**Source data**
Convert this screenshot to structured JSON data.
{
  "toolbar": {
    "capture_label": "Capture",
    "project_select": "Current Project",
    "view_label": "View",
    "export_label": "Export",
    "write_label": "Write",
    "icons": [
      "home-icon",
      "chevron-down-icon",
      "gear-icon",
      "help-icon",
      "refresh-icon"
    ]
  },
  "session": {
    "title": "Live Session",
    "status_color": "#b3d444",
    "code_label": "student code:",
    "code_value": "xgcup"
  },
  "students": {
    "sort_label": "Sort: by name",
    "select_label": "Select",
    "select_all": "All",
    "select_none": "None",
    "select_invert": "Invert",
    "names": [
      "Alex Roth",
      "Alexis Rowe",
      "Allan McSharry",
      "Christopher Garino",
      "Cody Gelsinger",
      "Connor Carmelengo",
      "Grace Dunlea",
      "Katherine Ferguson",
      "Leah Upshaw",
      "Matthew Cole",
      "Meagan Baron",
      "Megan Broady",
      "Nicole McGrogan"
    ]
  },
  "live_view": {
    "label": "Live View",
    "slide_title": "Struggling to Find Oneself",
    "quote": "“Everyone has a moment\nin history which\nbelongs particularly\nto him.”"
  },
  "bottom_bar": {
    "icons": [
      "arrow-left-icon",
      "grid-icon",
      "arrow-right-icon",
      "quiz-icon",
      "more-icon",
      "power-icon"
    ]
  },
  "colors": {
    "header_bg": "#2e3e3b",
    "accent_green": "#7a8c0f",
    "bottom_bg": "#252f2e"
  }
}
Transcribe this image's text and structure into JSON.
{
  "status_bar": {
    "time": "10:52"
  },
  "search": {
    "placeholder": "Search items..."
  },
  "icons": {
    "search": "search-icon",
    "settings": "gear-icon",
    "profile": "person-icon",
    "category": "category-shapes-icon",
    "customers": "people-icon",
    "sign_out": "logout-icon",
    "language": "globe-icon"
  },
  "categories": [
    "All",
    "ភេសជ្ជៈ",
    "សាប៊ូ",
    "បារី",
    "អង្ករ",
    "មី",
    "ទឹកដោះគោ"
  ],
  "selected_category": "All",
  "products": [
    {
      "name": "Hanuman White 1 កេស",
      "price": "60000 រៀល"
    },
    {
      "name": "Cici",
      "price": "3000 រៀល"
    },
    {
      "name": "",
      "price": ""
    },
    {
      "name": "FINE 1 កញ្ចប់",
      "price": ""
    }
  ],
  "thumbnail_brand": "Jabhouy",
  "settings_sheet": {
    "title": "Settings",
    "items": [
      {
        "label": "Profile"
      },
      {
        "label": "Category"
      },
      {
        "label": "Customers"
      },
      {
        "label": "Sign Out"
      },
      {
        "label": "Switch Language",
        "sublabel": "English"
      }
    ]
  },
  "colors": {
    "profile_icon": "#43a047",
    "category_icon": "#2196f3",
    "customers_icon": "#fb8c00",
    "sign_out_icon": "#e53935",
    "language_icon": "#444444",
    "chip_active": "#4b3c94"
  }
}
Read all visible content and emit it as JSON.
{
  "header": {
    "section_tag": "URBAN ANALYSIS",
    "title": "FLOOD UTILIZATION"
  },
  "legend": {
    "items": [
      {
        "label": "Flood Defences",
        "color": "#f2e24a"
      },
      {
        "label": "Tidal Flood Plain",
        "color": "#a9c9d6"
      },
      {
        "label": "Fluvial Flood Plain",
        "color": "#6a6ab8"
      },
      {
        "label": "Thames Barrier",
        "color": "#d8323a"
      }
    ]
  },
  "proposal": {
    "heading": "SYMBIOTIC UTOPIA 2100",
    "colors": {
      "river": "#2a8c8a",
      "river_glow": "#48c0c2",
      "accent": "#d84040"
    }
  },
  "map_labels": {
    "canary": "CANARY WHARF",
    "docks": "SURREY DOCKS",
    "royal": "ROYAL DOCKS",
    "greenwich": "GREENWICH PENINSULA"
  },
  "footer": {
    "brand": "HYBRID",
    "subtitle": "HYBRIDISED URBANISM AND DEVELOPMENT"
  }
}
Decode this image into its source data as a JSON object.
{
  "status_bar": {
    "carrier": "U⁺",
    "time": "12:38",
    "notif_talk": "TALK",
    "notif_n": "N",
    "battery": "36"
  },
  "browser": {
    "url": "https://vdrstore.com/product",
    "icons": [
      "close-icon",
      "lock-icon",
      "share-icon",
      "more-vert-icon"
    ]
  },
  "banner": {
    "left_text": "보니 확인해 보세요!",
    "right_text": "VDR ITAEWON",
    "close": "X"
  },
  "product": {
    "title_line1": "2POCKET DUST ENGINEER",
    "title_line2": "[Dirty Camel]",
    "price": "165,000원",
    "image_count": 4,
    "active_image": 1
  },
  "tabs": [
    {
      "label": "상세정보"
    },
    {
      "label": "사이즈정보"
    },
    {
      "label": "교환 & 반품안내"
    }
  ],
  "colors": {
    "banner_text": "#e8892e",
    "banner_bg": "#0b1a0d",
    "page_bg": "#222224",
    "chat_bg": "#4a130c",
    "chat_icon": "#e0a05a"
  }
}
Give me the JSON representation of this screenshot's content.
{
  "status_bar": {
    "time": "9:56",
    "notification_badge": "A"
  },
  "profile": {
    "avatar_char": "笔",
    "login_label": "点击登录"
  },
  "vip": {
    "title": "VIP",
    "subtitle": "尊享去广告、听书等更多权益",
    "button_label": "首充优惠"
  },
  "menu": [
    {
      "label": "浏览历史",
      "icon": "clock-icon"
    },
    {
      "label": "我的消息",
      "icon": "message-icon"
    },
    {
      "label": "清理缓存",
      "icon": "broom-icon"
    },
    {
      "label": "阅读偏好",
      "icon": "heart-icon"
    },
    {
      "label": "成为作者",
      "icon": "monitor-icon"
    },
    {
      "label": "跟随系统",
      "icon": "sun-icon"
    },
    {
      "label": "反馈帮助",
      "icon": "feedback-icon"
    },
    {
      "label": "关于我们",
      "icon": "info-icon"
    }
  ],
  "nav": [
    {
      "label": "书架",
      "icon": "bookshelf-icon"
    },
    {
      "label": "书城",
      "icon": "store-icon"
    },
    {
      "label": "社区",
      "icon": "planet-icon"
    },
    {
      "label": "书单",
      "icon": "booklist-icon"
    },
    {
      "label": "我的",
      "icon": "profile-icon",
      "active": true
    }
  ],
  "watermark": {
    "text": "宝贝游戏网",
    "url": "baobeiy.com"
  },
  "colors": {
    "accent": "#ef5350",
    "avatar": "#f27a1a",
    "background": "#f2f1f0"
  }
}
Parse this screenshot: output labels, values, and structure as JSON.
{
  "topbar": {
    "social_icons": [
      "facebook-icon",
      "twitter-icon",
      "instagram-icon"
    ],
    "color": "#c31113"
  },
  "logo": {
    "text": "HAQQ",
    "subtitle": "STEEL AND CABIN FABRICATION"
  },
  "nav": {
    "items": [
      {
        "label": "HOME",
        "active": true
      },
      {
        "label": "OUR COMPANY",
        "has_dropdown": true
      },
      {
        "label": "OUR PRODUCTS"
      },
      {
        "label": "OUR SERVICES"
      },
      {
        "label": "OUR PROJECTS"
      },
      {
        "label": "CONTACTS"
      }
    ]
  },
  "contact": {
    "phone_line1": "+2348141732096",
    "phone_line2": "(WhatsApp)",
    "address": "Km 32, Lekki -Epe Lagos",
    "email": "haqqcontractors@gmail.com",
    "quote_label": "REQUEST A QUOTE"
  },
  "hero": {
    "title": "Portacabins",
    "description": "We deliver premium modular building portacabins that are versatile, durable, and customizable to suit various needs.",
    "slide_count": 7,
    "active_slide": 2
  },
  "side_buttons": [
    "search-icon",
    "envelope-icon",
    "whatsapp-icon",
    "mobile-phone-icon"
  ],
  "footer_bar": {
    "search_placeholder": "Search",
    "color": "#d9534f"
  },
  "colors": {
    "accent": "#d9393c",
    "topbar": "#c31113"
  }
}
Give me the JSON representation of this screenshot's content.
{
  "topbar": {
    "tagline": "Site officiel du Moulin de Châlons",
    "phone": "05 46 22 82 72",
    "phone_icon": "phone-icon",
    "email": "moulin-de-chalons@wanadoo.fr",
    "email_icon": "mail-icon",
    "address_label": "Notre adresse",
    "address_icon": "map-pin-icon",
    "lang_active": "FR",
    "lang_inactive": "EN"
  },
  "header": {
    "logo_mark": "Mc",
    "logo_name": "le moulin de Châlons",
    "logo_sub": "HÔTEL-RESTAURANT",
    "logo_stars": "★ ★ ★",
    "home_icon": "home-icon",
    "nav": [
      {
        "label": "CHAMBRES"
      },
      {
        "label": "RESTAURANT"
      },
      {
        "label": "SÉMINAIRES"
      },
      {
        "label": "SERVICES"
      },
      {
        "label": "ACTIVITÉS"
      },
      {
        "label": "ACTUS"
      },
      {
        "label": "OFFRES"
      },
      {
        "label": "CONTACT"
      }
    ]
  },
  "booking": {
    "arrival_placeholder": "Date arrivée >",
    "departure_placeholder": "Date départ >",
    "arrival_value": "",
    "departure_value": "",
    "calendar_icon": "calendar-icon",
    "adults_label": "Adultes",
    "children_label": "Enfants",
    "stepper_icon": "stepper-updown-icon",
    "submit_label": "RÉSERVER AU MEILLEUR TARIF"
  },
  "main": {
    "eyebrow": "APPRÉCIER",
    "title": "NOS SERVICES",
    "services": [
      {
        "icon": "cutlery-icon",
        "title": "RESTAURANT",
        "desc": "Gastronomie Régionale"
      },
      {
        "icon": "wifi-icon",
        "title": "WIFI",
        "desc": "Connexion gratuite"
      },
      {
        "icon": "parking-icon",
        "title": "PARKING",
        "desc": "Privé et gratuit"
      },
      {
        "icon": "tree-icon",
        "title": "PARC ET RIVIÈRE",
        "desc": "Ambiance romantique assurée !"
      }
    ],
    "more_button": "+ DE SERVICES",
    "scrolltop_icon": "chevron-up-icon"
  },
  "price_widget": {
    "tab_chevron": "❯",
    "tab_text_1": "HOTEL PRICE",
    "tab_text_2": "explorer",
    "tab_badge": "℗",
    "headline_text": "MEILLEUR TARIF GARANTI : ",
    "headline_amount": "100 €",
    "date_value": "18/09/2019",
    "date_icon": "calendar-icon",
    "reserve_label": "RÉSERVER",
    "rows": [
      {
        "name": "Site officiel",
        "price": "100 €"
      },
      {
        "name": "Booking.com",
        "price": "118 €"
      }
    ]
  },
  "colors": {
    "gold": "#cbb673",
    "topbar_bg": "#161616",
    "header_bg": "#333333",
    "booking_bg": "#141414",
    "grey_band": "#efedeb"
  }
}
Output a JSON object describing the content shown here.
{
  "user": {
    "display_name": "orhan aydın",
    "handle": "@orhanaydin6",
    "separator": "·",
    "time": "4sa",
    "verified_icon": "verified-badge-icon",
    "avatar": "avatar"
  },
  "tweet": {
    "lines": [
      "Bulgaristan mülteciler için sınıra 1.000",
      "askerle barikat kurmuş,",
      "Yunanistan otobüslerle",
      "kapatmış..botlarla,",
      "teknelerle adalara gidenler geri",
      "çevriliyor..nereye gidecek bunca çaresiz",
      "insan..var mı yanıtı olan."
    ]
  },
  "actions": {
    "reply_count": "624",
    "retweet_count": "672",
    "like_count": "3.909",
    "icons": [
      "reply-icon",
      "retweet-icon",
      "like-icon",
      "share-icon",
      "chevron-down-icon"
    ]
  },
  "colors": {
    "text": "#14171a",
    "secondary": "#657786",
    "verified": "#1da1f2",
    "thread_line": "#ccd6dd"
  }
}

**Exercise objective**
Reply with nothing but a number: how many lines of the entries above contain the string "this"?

**Solution below**
6